At the time of your telephone call I responded that, while the Board would have to consider this inquiry, the Board’s response to somewhat similar inquiries in the past suggested that the dollar price of the original contract should be used. I am writing to advise you that the Board did not adopt this position. With respect to the specific circumstances presented in your inquiry, the Board has concluded that the purchasing dealer does have the right, in the appropriate circumstances, to execute a close-out by requiring the seller to repurchase the securities at the yield price of the original contract, with the resulting dollar price computed to the settlement date of the repurchase transaction.

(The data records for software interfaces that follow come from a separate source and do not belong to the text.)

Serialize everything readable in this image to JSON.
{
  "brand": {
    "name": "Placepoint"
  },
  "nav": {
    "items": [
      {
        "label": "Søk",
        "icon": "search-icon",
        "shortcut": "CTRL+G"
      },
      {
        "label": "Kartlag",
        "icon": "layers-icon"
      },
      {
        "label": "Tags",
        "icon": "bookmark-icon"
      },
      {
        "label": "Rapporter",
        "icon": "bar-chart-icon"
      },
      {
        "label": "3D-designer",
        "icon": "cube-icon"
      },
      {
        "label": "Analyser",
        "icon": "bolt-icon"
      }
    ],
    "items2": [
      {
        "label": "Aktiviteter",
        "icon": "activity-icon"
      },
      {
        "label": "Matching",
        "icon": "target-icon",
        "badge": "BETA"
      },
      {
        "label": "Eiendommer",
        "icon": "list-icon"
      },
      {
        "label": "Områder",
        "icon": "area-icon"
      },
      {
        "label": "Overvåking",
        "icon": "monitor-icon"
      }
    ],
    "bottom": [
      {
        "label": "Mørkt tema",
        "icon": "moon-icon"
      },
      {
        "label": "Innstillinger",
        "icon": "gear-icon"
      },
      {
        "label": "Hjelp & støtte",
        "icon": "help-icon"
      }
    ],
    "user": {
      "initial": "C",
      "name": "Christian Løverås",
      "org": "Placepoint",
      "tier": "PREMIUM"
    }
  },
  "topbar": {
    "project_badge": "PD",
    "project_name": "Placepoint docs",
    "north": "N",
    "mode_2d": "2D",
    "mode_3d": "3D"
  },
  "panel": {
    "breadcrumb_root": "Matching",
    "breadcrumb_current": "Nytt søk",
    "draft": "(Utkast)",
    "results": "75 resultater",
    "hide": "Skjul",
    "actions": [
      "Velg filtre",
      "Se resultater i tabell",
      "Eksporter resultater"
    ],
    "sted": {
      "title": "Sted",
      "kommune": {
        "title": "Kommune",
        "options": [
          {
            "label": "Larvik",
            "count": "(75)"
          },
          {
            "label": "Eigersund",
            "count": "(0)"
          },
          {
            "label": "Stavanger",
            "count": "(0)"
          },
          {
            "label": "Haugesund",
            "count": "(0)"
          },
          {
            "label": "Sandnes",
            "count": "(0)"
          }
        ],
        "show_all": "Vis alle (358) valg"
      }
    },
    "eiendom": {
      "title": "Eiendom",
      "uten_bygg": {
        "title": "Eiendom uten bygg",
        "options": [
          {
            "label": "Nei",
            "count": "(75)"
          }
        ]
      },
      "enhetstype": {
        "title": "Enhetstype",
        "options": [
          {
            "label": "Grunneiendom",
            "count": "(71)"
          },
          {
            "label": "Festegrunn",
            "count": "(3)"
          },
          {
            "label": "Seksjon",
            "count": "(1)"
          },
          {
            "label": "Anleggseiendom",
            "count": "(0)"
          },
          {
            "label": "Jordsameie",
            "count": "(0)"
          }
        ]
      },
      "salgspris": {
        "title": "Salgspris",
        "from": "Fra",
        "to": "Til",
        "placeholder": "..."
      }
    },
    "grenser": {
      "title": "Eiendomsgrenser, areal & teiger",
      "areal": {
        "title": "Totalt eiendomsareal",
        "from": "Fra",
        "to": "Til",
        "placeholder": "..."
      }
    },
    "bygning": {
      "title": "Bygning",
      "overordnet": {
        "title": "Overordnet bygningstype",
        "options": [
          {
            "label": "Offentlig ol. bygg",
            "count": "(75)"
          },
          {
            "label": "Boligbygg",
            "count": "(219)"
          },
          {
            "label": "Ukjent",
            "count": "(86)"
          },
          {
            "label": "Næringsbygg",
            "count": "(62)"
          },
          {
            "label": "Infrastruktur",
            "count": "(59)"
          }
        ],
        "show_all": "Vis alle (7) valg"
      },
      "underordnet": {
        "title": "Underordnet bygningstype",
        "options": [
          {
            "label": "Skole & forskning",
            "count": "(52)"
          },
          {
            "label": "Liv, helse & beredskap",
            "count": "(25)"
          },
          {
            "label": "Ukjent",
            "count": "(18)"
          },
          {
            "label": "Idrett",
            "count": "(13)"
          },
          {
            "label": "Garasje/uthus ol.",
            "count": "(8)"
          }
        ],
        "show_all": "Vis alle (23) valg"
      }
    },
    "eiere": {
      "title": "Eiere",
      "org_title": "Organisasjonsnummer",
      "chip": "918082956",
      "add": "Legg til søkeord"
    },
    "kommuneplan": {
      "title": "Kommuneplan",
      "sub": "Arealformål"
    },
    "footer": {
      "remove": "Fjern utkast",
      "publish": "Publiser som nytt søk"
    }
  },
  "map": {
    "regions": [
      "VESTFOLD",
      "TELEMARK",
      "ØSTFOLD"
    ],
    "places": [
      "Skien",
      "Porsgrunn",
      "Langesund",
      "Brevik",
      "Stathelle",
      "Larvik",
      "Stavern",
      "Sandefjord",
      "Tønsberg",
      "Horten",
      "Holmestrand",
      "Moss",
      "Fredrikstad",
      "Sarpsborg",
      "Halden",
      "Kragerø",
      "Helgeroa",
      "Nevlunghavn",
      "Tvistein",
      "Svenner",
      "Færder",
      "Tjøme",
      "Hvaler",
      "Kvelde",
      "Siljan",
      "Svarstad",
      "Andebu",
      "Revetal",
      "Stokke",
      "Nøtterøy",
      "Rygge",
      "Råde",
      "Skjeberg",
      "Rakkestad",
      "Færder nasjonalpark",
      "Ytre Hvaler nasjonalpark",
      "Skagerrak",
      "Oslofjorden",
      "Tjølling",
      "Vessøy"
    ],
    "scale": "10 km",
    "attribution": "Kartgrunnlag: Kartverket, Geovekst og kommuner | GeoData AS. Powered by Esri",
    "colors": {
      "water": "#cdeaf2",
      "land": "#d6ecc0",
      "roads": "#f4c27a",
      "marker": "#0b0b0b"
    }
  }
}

The Board notes that, in these circumstances, the selling dealer has failed to fulfill its contractual obligations, and believes that permitting the use of the yield price of the original contract, with the resulting dollar price computed to the settlement date of the repurchase transaction, will in the majority of cases most fairly compensate the purchaser for the time value of the investment for the period from the original execution to the mandatory repurchase.[1]

The Board also is generally of the view that purchasers executing mandatory repurchase transactions may require a mandatory repurchase at the yield basis of the original transaction, with the resulting dollar price computed to the settlement date of the repurchase transaction, except in the case where both parties to the transaction agree that the original transaction was, and the repurchase transaction should be, effected on the basis of a dollar price, or where the terms of the transaction and/or the trading characteristics of the security (e.g., issues with an active sinking fund or tender program) suggest that dollar price rather than yield was the dominant consideration in the original transaction. MSRB interpretation of March 4, 1982.


[1] The Board notes, for example, that, in the case of a security purchased at a discount, the purchaser and the purchaser’s customer would realize the accretion of the discount for the period the security was owned. In the case of a security purchased at a premium, the premium would be amortized for the period the purchaser owned the security.

Interpretive Guidance - Interpretive Letters
Publication date:
Underwriting Aassessment: Application to Private Placements
Rule Number:

Rule A-13

Underwriting assessment: application to private placements. This is in response to your request for a clarification of the application of Board rule A-13, concerning the underwriting assessment for municipal securities brokers and municipal securities dealers, to private placements of municipal securities.

Rule A-13 imposes an assessment fee on the underwriting of new issue municipal securities as an equitable means of defraying the costs and expenses of operating the Board. The assessment fee applies to new issue municipal securities which are "... purchased from an issuer by or through [a] municipal securities broker, or municipal securities dealer, whether acting as principal or agent." The Board has consistently interpreted the rule as requiring payment of the assessment fee where a municipal securities dealer acting as agent for the issuer arranges the direct placement of new issue municipal securities with institutional customers or individuals. In such cases it can be said that the securities are purchased from an issuer "through" the municipal securities dealer.

Of course, a municipal securities dealer who serves in an advisory role to an issuer on such matters as the structure or timing of a new issue, but who plays no part in arranging a private placement of the securities, would not be required to pay the assessment fee prescribed by rule A-13. MSRB interpretation of February 22, 1982.